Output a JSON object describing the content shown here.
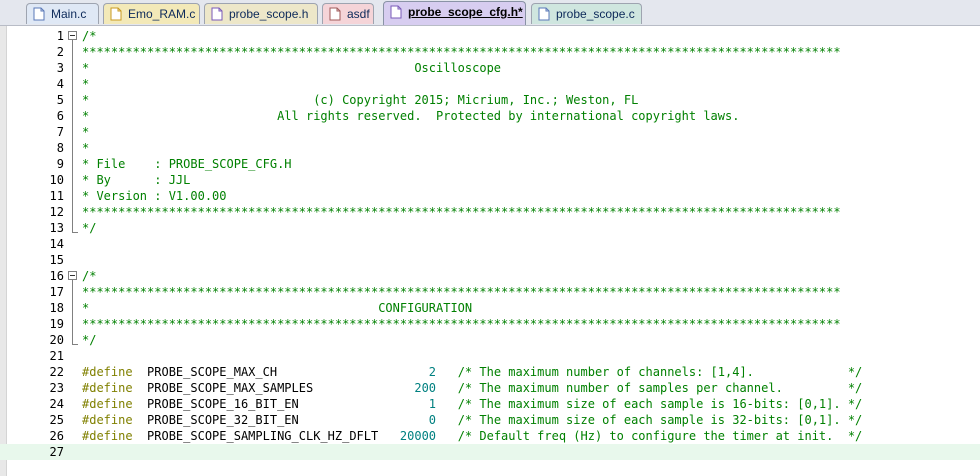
{
  "tabs": [
    {
      "label": "Main.c",
      "icon": "c-file-icon",
      "color": "#dfe8f5",
      "active": false
    },
    {
      "label": "Emo_RAM.c",
      "icon": "gear-file-icon",
      "color": "#f3e9b8",
      "active": false
    },
    {
      "label": "probe_scope.h",
      "icon": "h-file-icon",
      "color": "#ede7c9",
      "active": false
    },
    {
      "label": "asdf",
      "icon": "file-icon",
      "color": "#f5d4d8",
      "active": false
    },
    {
      "label": "probe_scope_cfg.h*",
      "icon": "h-file-icon",
      "color": "#d7cdf0",
      "active": true
    },
    {
      "label": "probe_scope.c",
      "icon": "c-file-icon",
      "color": "#cfe6df",
      "active": false
    }
  ],
  "lines": [
    {
      "n": "1",
      "t": "/*"
    },
    {
      "n": "2",
      "t": "*********************************************************************************************************"
    },
    {
      "n": "3",
      "t": "*                                             Oscilloscope"
    },
    {
      "n": "4",
      "t": "*"
    },
    {
      "n": "5",
      "t": "*                               (c) Copyright 2015; Micrium, Inc.; Weston, FL"
    },
    {
      "n": "6",
      "t": "*                          All rights reserved.  Protected by international copyright laws."
    },
    {
      "n": "7",
      "t": "*"
    },
    {
      "n": "8",
      "t": "*"
    },
    {
      "n": "9",
      "t": "* File    : PROBE_SCOPE_CFG.H"
    },
    {
      "n": "10",
      "t": "* By      : JJL"
    },
    {
      "n": "11",
      "t": "* Version : V1.00.00"
    },
    {
      "n": "12",
      "t": "*********************************************************************************************************"
    },
    {
      "n": "13",
      "t": "*/"
    },
    {
      "n": "14",
      "t": ""
    },
    {
      "n": "15",
      "t": ""
    },
    {
      "n": "16",
      "t": "/*"
    },
    {
      "n": "17",
      "t": "*********************************************************************************************************"
    },
    {
      "n": "18",
      "t": "*                                        CONFIGURATION"
    },
    {
      "n": "19",
      "t": "*********************************************************************************************************"
    },
    {
      "n": "20",
      "t": "*/"
    },
    {
      "n": "21",
      "t": ""
    },
    {
      "n": "22",
      "kw": "#define",
      "name": "PROBE_SCOPE_MAX_CH                 ",
      "val": "    2",
      "cm": "   /* The maximum number of channels: [1,4].             */"
    },
    {
      "n": "23",
      "kw": "#define",
      "name": "PROBE_SCOPE_MAX_SAMPLES            ",
      "val": "  200",
      "cm": "   /* The maximum number of samples per channel.         */"
    },
    {
      "n": "24",
      "kw": "#define",
      "name": "PROBE_SCOPE_16_BIT_EN              ",
      "val": "    1",
      "cm": "   /* The maximum size of each sample is 16-bits: [0,1]. */"
    },
    {
      "n": "25",
      "kw": "#define",
      "name": "PROBE_SCOPE_32_BIT_EN              ",
      "val": "    0",
      "cm": "   /* The maximum size of each sample is 32-bits: [0,1]. */"
    },
    {
      "n": "26",
      "kw": "#define",
      "name": "PROBE_SCOPE_SAMPLING_CLK_HZ_DFLT   ",
      "val": "20000",
      "cm": "   /* Default freq (Hz) to configure the timer at init.  */"
    },
    {
      "n": "27",
      "t": ""
    }
  ]
}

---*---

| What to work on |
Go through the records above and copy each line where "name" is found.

| Solved problem |
      "name": "PROBE_SCOPE_MAX_CH                 ",
      "name": "PROBE_SCOPE_MAX_SAMPLES            ",
      "name": "PROBE_SCOPE_16_BIT_EN              ",
      "name": "PROBE_SCOPE_32_BIT_EN              ",
      "name": "PROBE_SCOPE_SAMPLING_CLK_HZ_DFLT   ",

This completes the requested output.